Sportswear brand Nike has announced a new sustainability initiative, Move to Zero, over fears about how climate change will impact sports. It is based on research, carried out in the partnership with The Climate Impact Lab, which suggests that many sports could be threatening by increasing global temperatures. Move to Zero incorporates a number of previously announced projects which are part of Nike’s target of moving towards zero carbon and zero waste.

They include a target of using only renewable energy at all of its facilities by 2025 and eliminating single-use plastics. Nike also aims to reduce carbon emissions across its global supply chain by 30 per cent by 2030, in line with the 2015 Paris Agreement, and to divert 99 per cent of footwear manufacturing waste from landfills. A Nike spokesperson said: “It is a continuation of Nike’s deep commitment to sustainability and is driven by belief that protecting the planet means protecting the future of sport against climate change.
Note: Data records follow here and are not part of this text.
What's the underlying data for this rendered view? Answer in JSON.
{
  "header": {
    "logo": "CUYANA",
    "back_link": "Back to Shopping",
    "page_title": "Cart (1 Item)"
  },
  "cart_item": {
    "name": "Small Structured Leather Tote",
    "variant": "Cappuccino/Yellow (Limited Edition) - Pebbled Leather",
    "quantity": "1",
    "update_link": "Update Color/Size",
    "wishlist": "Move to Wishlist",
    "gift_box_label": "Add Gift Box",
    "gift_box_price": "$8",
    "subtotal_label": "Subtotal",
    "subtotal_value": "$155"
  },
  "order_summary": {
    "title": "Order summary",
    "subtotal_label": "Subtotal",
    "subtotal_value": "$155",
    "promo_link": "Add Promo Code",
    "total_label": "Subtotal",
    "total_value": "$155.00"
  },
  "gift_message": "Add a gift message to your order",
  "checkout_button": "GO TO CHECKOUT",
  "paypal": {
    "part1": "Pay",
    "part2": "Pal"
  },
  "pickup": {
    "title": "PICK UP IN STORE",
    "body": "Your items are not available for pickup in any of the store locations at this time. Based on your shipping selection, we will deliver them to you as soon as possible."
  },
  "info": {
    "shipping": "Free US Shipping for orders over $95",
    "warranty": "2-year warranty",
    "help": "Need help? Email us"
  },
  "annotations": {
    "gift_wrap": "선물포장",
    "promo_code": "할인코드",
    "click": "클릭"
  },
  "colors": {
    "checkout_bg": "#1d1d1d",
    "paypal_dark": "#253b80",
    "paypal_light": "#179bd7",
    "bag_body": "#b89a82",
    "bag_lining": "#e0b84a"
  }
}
“Temperature shifts around the world are well documented. Across the globe, the number of days above 90°F has increased by nearly 25 percent since the 1980s. For athletes in all disciplines there are ramifications to climate change. “For example, many US states have adopted rules to keep players safe in increasingly hot and humid conditions, mandating shorter practices, wearing less equipment or even cancelling games. “Without global action, under current trends climate change could decrease time spent on the field by up to two months in parts of Louisiana, Texas and Mississippi by 2050. “For those in snow sports, there is danger of literal loss of playing field — the average number of quality snowboarding days around the world has decreased by seven per cent during the past 30 years. By 2050, those days could shrink by 11 to 22 per cent.” The Climate Impact Lab is a research partnership that brings together experts from the University of California, Berkeley; the Energy Policy Institute at the University of Chicago; and Rutgers University.